  2. Medicare A & B provide good coverage, but there are some “gaps” in Medicare, which is why the majority of people have some other type of coverage – i.e. Medicare Supplements or Medicare Advantage. The “gaps” in Medicare are a couple of Medicare deductibles (Part A deductible = $1,132 and Part B deductible = $162), as well as an unlimited 20% that you are responsible for if you have only Medicare.
  3. There are two types of Medicare insurance plans and they work very differently. It is important to understand the differences. Medicare Supplement plans work with Medicare and pay AFTER Medicare pays. Medicare Advantage plans replace Medicare and pay INSTEAD of Medicare. Coverage varies greatly with these plans.
  4. Medicare Supplement plans are standardized – that is, each company is required to offer the same standard plans, so comparing them is easy to do and is a function of price and company rating. Medicare Advantage plans have a system of co-pays and deductibles that can vary considerably from one company to another. These plans are more difficult to compare because of this, as well as the added factor of having networks (Medicare Supplement plans can be used at anywhere nationwide).
  5. No matter who it is, it is to your advantage (and at no cost to you) to use a Medicare insurance broker, who can explain both types of plans and help you compare the options in an unbiased, centralized place.

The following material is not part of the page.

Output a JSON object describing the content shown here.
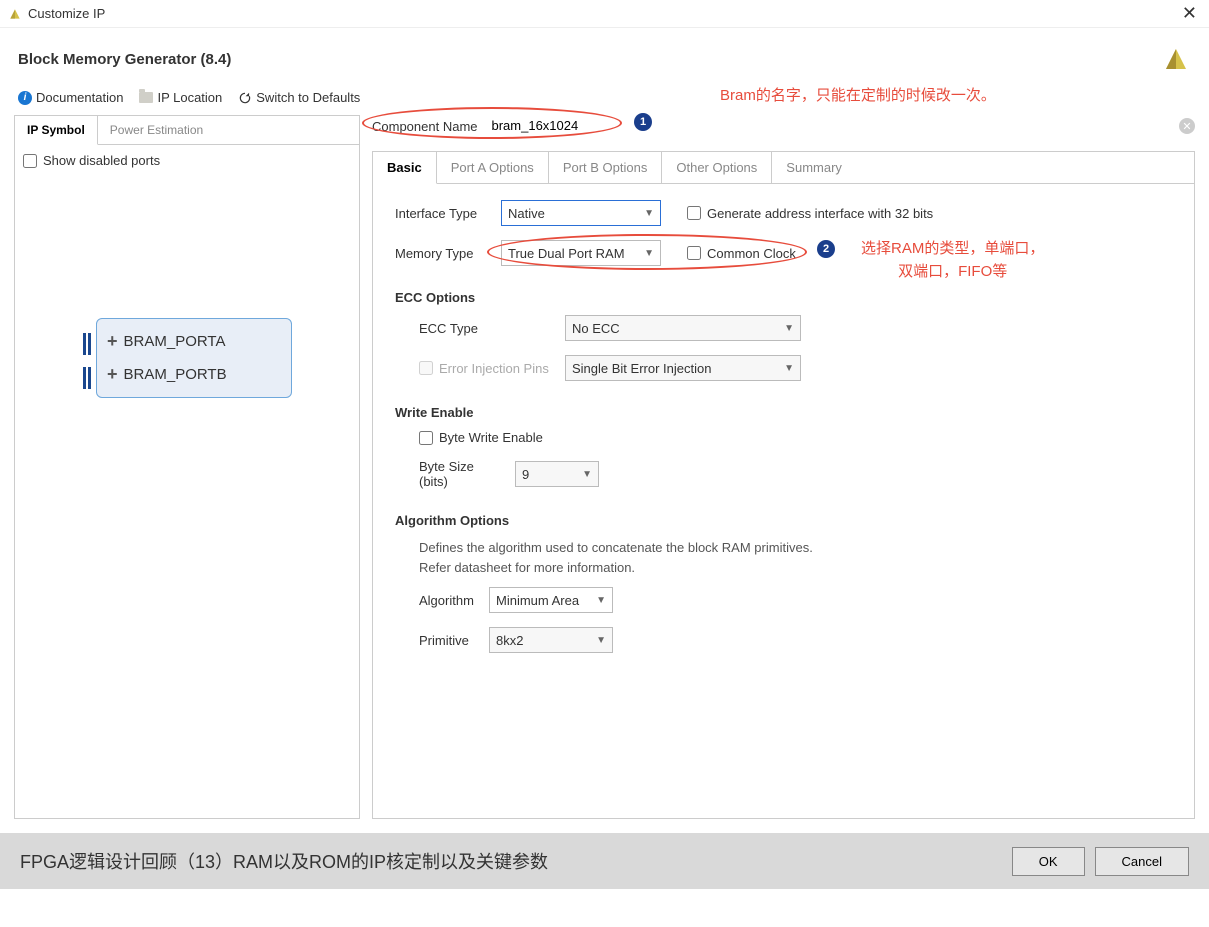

To get more information about turning 65 or going on Medicare, you can view Medicare Supplement Insurance. To get quotes and comparisons for Medicare plans in your area, go to Medicare-Supplement.US.